Items listed in a dataset:
--*--

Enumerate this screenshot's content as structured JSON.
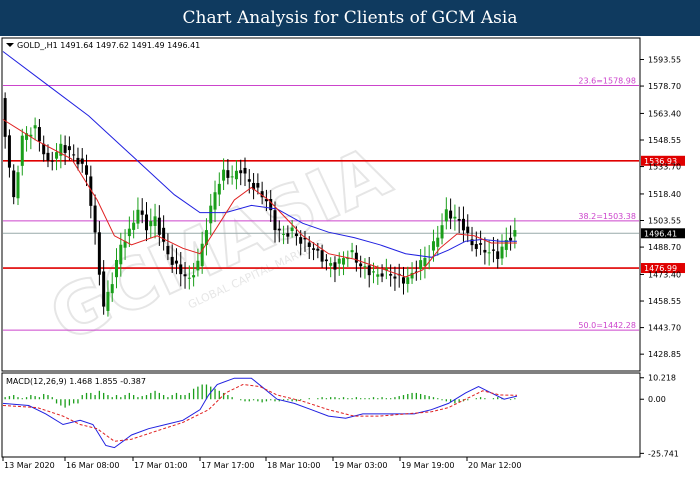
{
  "header": {
    "title": "Chart Analysis for Clients of GCM Asia"
  },
  "watermark": {
    "text": "GCMASIA",
    "subtext": "GLOBAL CAPITAL MARKETS"
  },
  "colors": {
    "title_bg": "#0f3a5f",
    "bull": "#1a9e1a",
    "bear": "#000000",
    "ma_fast": "#e02020",
    "ma_slow": "#2020e0",
    "fib": "#cc44cc",
    "sr": "#e00000",
    "macd_hist": "#1a9e1a",
    "macd_signal": "#e02020",
    "macd_line": "#2020e0"
  },
  "chart_data": [
    {
      "type": "candlestick",
      "symbol_info": "GOLD_,H1  1491.64 1497.62 1491.49 1496.41",
      "ylim": [
        1420,
        1605
      ],
      "y_ticks": [
        1593.55,
        1578.7,
        1563.4,
        1548.55,
        1533.7,
        1518.4,
        1503.55,
        1488.7,
        1473.4,
        1458.55,
        1443.7,
        1428.85
      ],
      "x_labels": [
        "13 Mar 2020",
        "16 Mar 08:00",
        "17 Mar 01:00",
        "17 Mar 17:00",
        "18 Mar 10:00",
        "19 Mar 03:00",
        "19 Mar 19:00",
        "20 Mar 12:00"
      ],
      "current_price": {
        "label": "1496.41",
        "value": 1496.41
      },
      "levels": [
        {
          "label": "23.6=1578.98",
          "value": 1578.98,
          "kind": "fib"
        },
        {
          "label": "38.2=1503.38",
          "value": 1503.38,
          "kind": "fib"
        },
        {
          "label": "50.0=1442.28",
          "value": 1442.28,
          "kind": "fib"
        },
        {
          "label": "1536.93",
          "value": 1536.93,
          "kind": "sr"
        },
        {
          "label": "1476.99",
          "value": 1476.99,
          "kind": "sr"
        }
      ],
      "close_path": [
        [
          0,
          1570
        ],
        [
          3,
          1515
        ],
        [
          5,
          1550
        ],
        [
          8,
          1555
        ],
        [
          11,
          1535
        ],
        [
          14,
          1545
        ],
        [
          17,
          1540
        ],
        [
          20,
          1530
        ],
        [
          22,
          1495
        ],
        [
          24,
          1455
        ],
        [
          26,
          1470
        ],
        [
          28,
          1490
        ],
        [
          30,
          1497
        ],
        [
          32,
          1510
        ],
        [
          34,
          1500
        ],
        [
          36,
          1505
        ],
        [
          38,
          1490
        ],
        [
          40,
          1480
        ],
        [
          42,
          1475
        ],
        [
          44,
          1470
        ],
        [
          46,
          1480
        ],
        [
          48,
          1500
        ],
        [
          50,
          1520
        ],
        [
          52,
          1530
        ],
        [
          54,
          1528
        ],
        [
          56,
          1532
        ],
        [
          58,
          1525
        ],
        [
          60,
          1520
        ],
        [
          62,
          1515
        ],
        [
          64,
          1500
        ],
        [
          66,
          1495
        ],
        [
          68,
          1498
        ],
        [
          70,
          1492
        ],
        [
          72,
          1490
        ],
        [
          74,
          1485
        ],
        [
          76,
          1480
        ],
        [
          78,
          1478
        ],
        [
          80,
          1483
        ],
        [
          82,
          1485
        ],
        [
          84,
          1478
        ],
        [
          86,
          1475
        ],
        [
          88,
          1473
        ],
        [
          90,
          1475
        ],
        [
          92,
          1472
        ],
        [
          94,
          1470
        ],
        [
          96,
          1473
        ],
        [
          98,
          1480
        ],
        [
          100,
          1485
        ],
        [
          102,
          1495
        ],
        [
          104,
          1508
        ],
        [
          106,
          1505
        ],
        [
          108,
          1500
        ],
        [
          110,
          1490
        ],
        [
          112,
          1488
        ],
        [
          114,
          1486
        ],
        [
          116,
          1484
        ],
        [
          118,
          1492
        ],
        [
          120,
          1496.41
        ]
      ],
      "ma_fast_path": [
        [
          0,
          1560
        ],
        [
          8,
          1548
        ],
        [
          16,
          1538
        ],
        [
          22,
          1515
        ],
        [
          26,
          1495
        ],
        [
          30,
          1490
        ],
        [
          36,
          1495
        ],
        [
          42,
          1488
        ],
        [
          46,
          1485
        ],
        [
          50,
          1500
        ],
        [
          54,
          1515
        ],
        [
          58,
          1522
        ],
        [
          62,
          1515
        ],
        [
          66,
          1505
        ],
        [
          70,
          1495
        ],
        [
          76,
          1485
        ],
        [
          82,
          1482
        ],
        [
          88,
          1477
        ],
        [
          94,
          1472
        ],
        [
          98,
          1476
        ],
        [
          102,
          1488
        ],
        [
          106,
          1496
        ],
        [
          110,
          1495
        ],
        [
          114,
          1491
        ],
        [
          120,
          1491
        ]
      ],
      "ma_slow_path": [
        [
          0,
          1598
        ],
        [
          10,
          1580
        ],
        [
          20,
          1562
        ],
        [
          30,
          1540
        ],
        [
          40,
          1518
        ],
        [
          46,
          1508
        ],
        [
          52,
          1508
        ],
        [
          58,
          1512
        ],
        [
          64,
          1510
        ],
        [
          70,
          1502
        ],
        [
          76,
          1497
        ],
        [
          82,
          1494
        ],
        [
          88,
          1490
        ],
        [
          94,
          1485
        ],
        [
          100,
          1483
        ],
        [
          104,
          1487
        ],
        [
          108,
          1492
        ],
        [
          112,
          1493
        ],
        [
          116,
          1492
        ],
        [
          120,
          1492
        ]
      ]
    },
    {
      "type": "macd",
      "label": "MACD(12,26,9) 1.468 1.855 -0.387",
      "y_ticks": [
        10.218,
        0.0,
        -25.741
      ],
      "ylim": [
        -27,
        12
      ],
      "macd_path": [
        [
          0,
          -2
        ],
        [
          6,
          -3
        ],
        [
          10,
          -7
        ],
        [
          14,
          -12
        ],
        [
          18,
          -10
        ],
        [
          21,
          -12
        ],
        [
          24,
          -22
        ],
        [
          26,
          -23
        ],
        [
          30,
          -17
        ],
        [
          34,
          -14
        ],
        [
          38,
          -12
        ],
        [
          42,
          -10
        ],
        [
          46,
          -5
        ],
        [
          48,
          2
        ],
        [
          50,
          7
        ],
        [
          54,
          10
        ],
        [
          58,
          10
        ],
        [
          61,
          5
        ],
        [
          64,
          0
        ],
        [
          68,
          -2
        ],
        [
          72,
          -5
        ],
        [
          76,
          -8
        ],
        [
          80,
          -9
        ],
        [
          84,
          -7
        ],
        [
          88,
          -7
        ],
        [
          92,
          -7
        ],
        [
          96,
          -7
        ],
        [
          100,
          -5
        ],
        [
          104,
          -2
        ],
        [
          108,
          3
        ],
        [
          111,
          6
        ],
        [
          114,
          3
        ],
        [
          117,
          0
        ],
        [
          120,
          1.468
        ]
      ],
      "signal_path": [
        [
          0,
          -3
        ],
        [
          8,
          -4
        ],
        [
          14,
          -8
        ],
        [
          18,
          -12
        ],
        [
          22,
          -14
        ],
        [
          26,
          -20
        ],
        [
          30,
          -19
        ],
        [
          36,
          -15
        ],
        [
          42,
          -11
        ],
        [
          48,
          -5
        ],
        [
          52,
          3
        ],
        [
          56,
          7
        ],
        [
          60,
          6
        ],
        [
          64,
          2
        ],
        [
          70,
          -1
        ],
        [
          76,
          -5
        ],
        [
          82,
          -8
        ],
        [
          88,
          -8
        ],
        [
          94,
          -7
        ],
        [
          100,
          -6
        ],
        [
          104,
          -4
        ],
        [
          108,
          0
        ],
        [
          112,
          4
        ],
        [
          116,
          2
        ],
        [
          120,
          1.855
        ]
      ],
      "hist": [
        1,
        1.5,
        2,
        1,
        0.5,
        1,
        2,
        1.5,
        1,
        2.5,
        2,
        1,
        -2,
        -3,
        -4,
        -3,
        -2,
        -2,
        2,
        3,
        3,
        2,
        4,
        3,
        2,
        1,
        2,
        1,
        2,
        3,
        2,
        1,
        1.5,
        2,
        3,
        4,
        3,
        2,
        1,
        2,
        3,
        2,
        2,
        3,
        5,
        6,
        7,
        7,
        6,
        5,
        4,
        3,
        2,
        1,
        0,
        -0.5,
        -1,
        -1,
        -0.5,
        -1,
        -1.5,
        -1,
        -0.5,
        -1,
        -1,
        -0.5,
        -0.5,
        -1,
        -1,
        -0.5,
        0,
        0.5,
        0,
        0.5,
        1,
        0.5,
        1,
        1,
        0.5,
        1,
        0.5,
        0.5,
        1,
        0.5,
        0.5,
        0.5,
        1,
        0.5,
        1,
        0.5,
        0.5,
        1,
        1.5,
        2,
        2.5,
        3,
        3,
        2.5,
        2,
        1.5,
        1,
        0.5,
        -0.5,
        -1,
        -1.5,
        -2,
        -1.5,
        -1,
        -0.5,
        0,
        0.5,
        1,
        0.5,
        0,
        0.5,
        1,
        0.5,
        0,
        -0.387,
        0.5
      ]
    }
  ]
}
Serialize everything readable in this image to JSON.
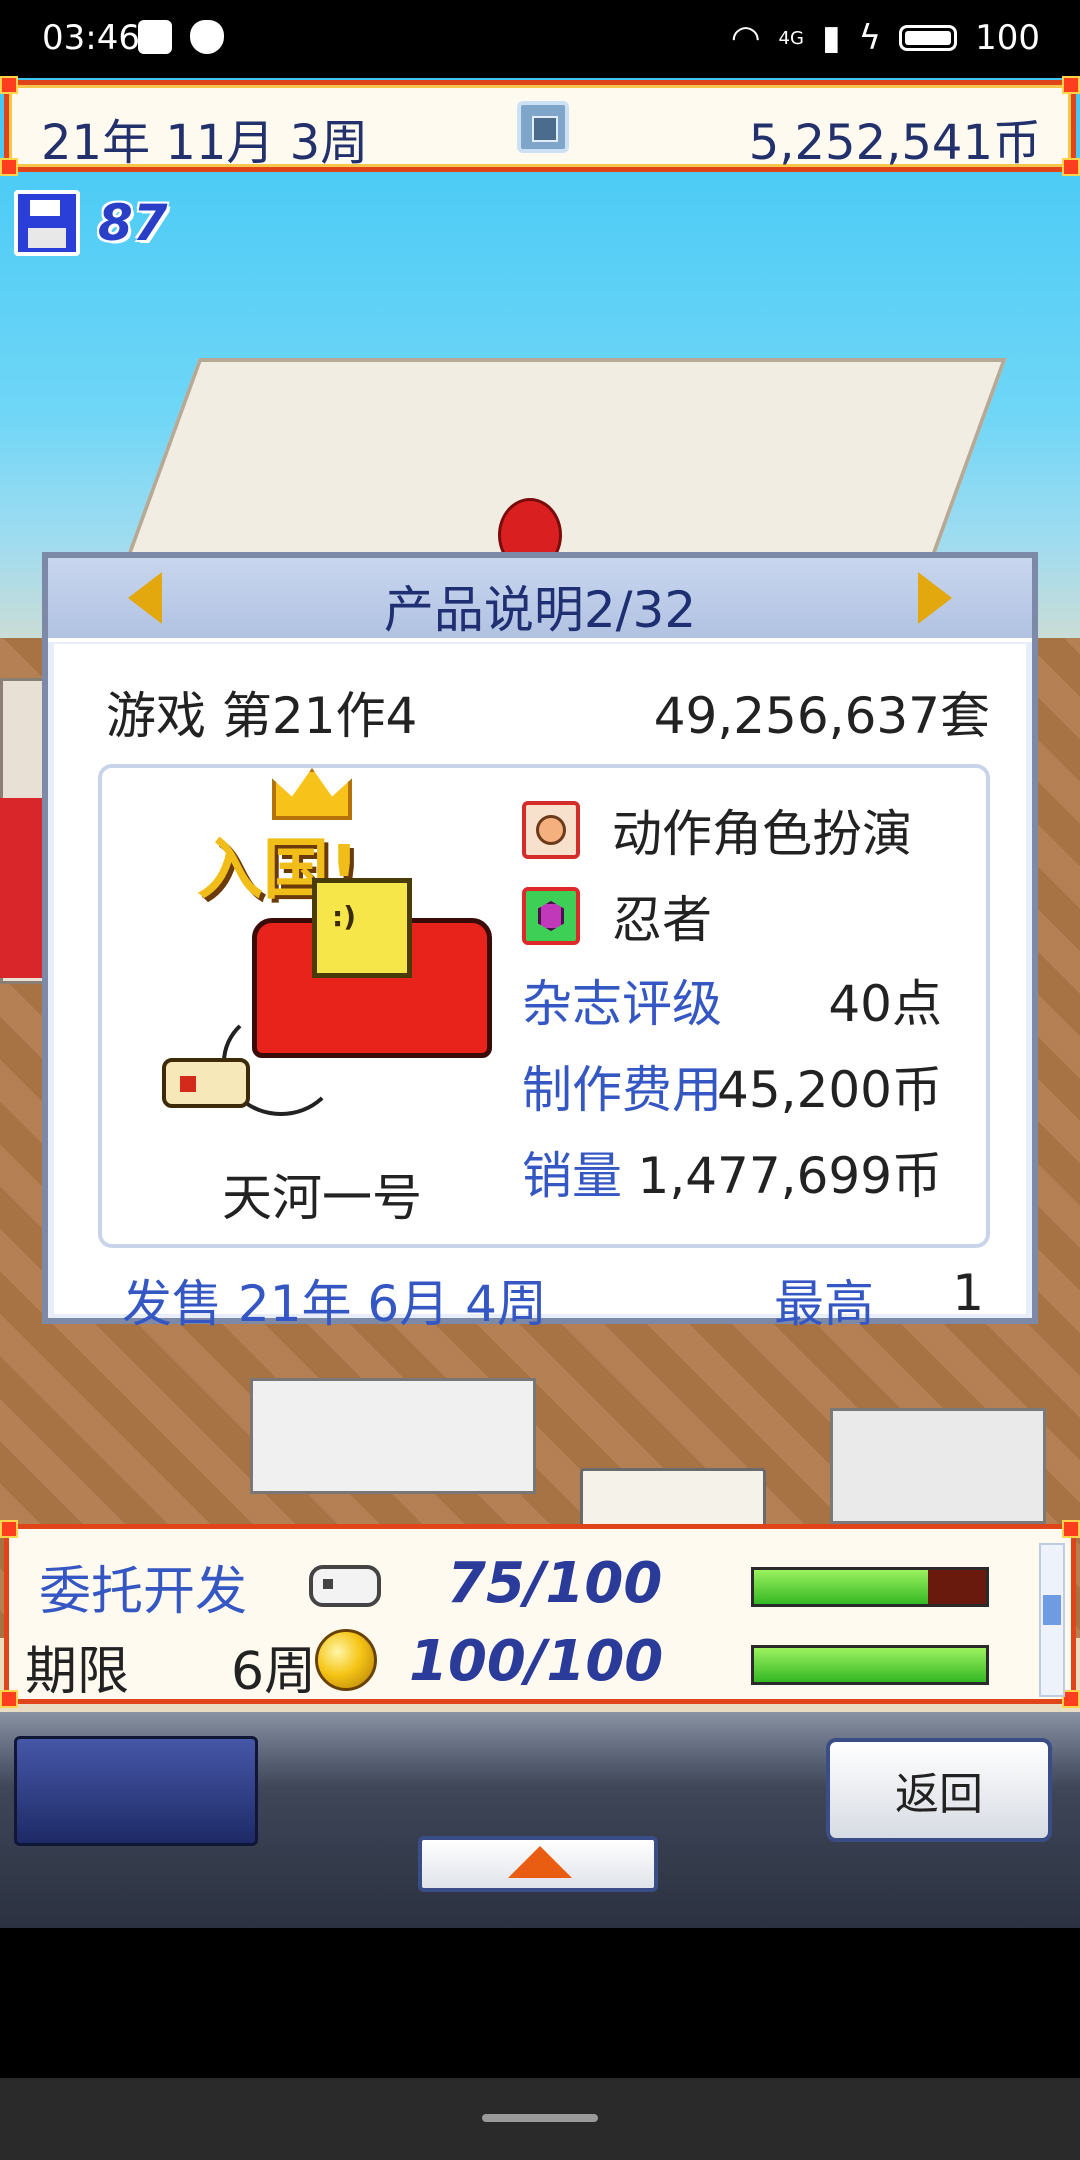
{
  "status_bar": {
    "time": "03:46",
    "network": "4G",
    "battery": "100",
    "icons": [
      "mail-icon",
      "shield-icon",
      "wifi-icon",
      "signal-icon",
      "charging-icon",
      "battery-icon"
    ]
  },
  "top_hud": {
    "date": "21年 11月 3周",
    "money": "5,252,541币"
  },
  "save": {
    "count": "87"
  },
  "dialog": {
    "title": "产品说明2/32",
    "game_title": "游戏 第21作4",
    "total_sales": "49,256,637套",
    "award_text": "入国!",
    "console_face": ":)",
    "console_name": "天河一号",
    "genre": "动作角色扮演",
    "theme": "忍者",
    "magazine_label": "杂志评级",
    "magazine_value": "40点",
    "cost_label": "制作费用",
    "cost_value": "45,200币",
    "sales_label": "销量",
    "sales_value": "1,477,699币",
    "release_label": "发售 21年 6月 4周",
    "best_label": "最高",
    "best_value": "1"
  },
  "bottom_hud": {
    "contract_label": "委托开发",
    "progress1": "75/100",
    "progress1_fraction": 0.75,
    "deadline_label": "期限",
    "deadline_value": "6周",
    "progress2": "100/100",
    "progress2_fraction": 1.0
  },
  "bottom_panel": {
    "back_label": "返回"
  },
  "colors": {
    "hud_border": "#e04419",
    "label_blue": "#3557c4",
    "title_navy": "#1f2f72",
    "progress_green": "#34b823",
    "arrow_gold": "#e2a80e"
  }
}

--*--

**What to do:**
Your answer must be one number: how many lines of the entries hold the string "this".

**Response:**
2